Circling back to the original point, and concluding: given all of the above that I have written about proper investment analysis, there is no mention of emotion playing a role in the decision making / evaluation process, and “gut instinct” has absolutely nothing to do with a legitimate analysis; NOR DOES LUCK! This is where the value of a qualified (and by qualified I mean BEYOND simply licensed to practice real estate) Real Estate Professional can be of tremendous value to an Investor; and a be a provider of “Luck”.
Note: Be prepared to either pay a TRUE real estate professional for properly done Analyses & Pro Forma, or at the very least sign a Buyer-Broker Agreement. As a Real Estate Professional I get paid Fees as well as Commissions, and dependent on the transaction at hand, I have deducted my fee(s) from the total Commission(s) paid on property closings. Be wary of agents “working for free” or not requiring a commitment. The best Brokers & Agents I have met in the business get paid, one way or the other (or both) for their services; and they have a lot of repeat business.

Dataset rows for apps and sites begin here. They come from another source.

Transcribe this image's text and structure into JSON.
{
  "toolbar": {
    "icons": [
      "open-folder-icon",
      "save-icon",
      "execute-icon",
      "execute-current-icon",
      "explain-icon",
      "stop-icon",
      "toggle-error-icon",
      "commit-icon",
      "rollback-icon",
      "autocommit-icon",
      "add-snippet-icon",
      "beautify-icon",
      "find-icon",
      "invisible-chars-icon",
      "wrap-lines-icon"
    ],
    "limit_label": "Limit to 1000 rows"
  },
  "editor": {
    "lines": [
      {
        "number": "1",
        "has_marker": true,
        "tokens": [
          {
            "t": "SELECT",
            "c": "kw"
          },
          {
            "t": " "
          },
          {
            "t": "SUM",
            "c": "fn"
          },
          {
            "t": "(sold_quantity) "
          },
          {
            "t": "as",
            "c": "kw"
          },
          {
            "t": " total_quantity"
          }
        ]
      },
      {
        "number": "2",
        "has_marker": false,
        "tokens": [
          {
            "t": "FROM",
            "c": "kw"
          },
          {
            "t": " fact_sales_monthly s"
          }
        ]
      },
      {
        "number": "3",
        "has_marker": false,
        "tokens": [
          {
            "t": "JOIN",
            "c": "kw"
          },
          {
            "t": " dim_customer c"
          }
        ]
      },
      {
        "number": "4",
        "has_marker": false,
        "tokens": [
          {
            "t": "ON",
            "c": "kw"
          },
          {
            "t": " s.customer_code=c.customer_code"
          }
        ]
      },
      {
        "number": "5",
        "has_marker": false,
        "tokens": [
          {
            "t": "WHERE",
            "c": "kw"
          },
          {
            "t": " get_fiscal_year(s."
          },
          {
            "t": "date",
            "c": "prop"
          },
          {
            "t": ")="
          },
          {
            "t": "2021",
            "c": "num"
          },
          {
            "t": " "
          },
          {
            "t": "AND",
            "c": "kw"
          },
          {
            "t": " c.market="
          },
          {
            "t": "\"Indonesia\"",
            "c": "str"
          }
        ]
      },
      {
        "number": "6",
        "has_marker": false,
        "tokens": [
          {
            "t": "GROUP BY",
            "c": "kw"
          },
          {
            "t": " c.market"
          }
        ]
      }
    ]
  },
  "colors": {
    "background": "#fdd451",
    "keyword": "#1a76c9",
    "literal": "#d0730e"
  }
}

All In The FamilyThe US has entered into a contract with a real estate firm to sell 56 buildings that currently house U.S.Post Offices. The government has decided it no longer needs these buildings, many of which are locatedon prime land in towns and cities across the country.
The sale of these properties will fetch billions of dollars and a handsome 6% commission to the company
handling the sales. That company belongs to a man named Richard Blum. Who is Richard Blum you ask?
Why the husband of Senator Dianne Feinstein, that’s who. What a bunch of crooks we have running this country!
Senator Feinstein and her husband, Richard Blum, stand to make a fortune. His firm, C.R. I., is the sole real estate company offering these properties for sale. Of course, C.R.I. will be making a 6% commission on the sale of each
and every one of these postal properties.
All of these properties that are being sold are all fully paid for. They were purchased with U.S. taxpayers’ dollars,
and they are allowed free and clear by the U.S.P.S. The only cost to keep them is the cost to actually keep the
doors open and the heat and lights on. The United States Postal Service doesn’t even have to pay property taxes
on these subject properties. Would you sell your house just because you couldn’t afford to pay the electric bill?
Well, the Post Office is.
How does a powerful U.S. Senator from San Francisco manage to get away with such a sweet deal?
A powerful United States Senator’s husband is standing by, all ready to make millions from a U.S. taxpayer
No one in the mainstream media is even raising an eyebrow over his 6% commission on the sale of hundreds
of millions of dollars’ worth of quasi-public assets.
It is amazing that the media doesn’t bother looking at stuff like this in very much detail. For those not in the know, Freedom of the Press does not apply to Television…a reason you do not see 1/100th of the corruption going on in Local, State & especially, Federal, government.